→ PROBLEM DESCRIPTION: Your job is to write out each record precisely as it stands.

→ PROVIDED INFORMATION:
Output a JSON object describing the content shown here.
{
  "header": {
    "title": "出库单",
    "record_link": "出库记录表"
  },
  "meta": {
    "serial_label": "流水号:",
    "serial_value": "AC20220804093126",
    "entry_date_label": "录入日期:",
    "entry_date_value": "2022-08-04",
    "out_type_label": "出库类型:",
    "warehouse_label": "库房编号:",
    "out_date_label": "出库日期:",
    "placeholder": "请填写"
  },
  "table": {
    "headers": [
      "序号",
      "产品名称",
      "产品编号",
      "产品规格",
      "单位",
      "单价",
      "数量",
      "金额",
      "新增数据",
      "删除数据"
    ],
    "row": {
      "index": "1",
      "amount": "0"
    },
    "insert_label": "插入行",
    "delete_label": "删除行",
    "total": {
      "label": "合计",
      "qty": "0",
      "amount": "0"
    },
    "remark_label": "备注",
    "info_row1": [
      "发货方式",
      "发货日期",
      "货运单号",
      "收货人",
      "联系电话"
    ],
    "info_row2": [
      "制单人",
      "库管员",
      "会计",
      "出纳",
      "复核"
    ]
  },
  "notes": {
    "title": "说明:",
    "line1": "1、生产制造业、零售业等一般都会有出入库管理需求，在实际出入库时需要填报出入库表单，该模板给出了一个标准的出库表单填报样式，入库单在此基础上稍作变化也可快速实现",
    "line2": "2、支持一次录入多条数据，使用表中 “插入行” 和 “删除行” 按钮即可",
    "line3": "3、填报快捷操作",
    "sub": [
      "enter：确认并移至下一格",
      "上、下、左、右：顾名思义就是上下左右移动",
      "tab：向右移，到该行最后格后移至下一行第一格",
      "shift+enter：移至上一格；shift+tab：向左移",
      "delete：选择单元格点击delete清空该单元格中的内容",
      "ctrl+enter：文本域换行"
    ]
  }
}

→ EXPECTED ANSWER:
Output a JSON object describing the content shown here.
{
  "header": {
    "title": "出库单",
    "record_link": "出库记录表"
  },
  "meta": {
    "serial_label": "流水号:",
    "serial_value": "AC20220804093126",
    "entry_date_label": "录入日期:",
    "entry_date_value": "2022-08-04",
    "out_type_label": "出库类型:",
    "warehouse_label": "库房编号:",
    "out_date_label": "出库日期:",
    "placeholder": "请填写"
  },
  "table": {
    "headers": [
      "序号",
      "产品名称",
      "产品编号",
      "产品规格",
      "单位",
      "单价",
      "数量",
      "金额",
      "新增数据",
      "删除数据"
    ],
    "row": {
      "index": "1",
      "amount": "0"
    },
    "insert_label": "插入行",
    "delete_label": "删除行",
    "total": {
      "label": "合计",
      "qty": "0",
      "amount": "0"
    },
    "remark_label": "备注",
    "info_row1": [
      "发货方式",
      "发货日期",
      "货运单号",
      "收货人",
      "联系电话"
    ],
    "info_row2": [
      "制单人",
      "库管员",
      "会计",
      "出纳",
      "复核"
    ]
  },
  "notes": {
    "title": "说明:",
    "line1": "1、生产制造业、零售业等一般都会有出入库管理需求，在实际出入库时需要填报出入库表单，该模板给出了一个标准的出库表单填报样式，入库单在此基础上稍作变化也可快速实现",
    "line2": "2、支持一次录入多条数据，使用表中 “插入行” 和 “删除行” 按钮即可",
    "line3": "3、填报快捷操作",
    "sub": [
      "enter：确认并移至下一格",
      "上、下、左、右：顾名思义就是上下左右移动",
      "tab：向右移，到该行最后格后移至下一行第一格",
      "shift+enter：移至上一格；shift+tab：向左移",
      "delete：选择单元格点击delete清空该单元格中的内容",
      "ctrl+enter：文本域换行"
    ]
  }
}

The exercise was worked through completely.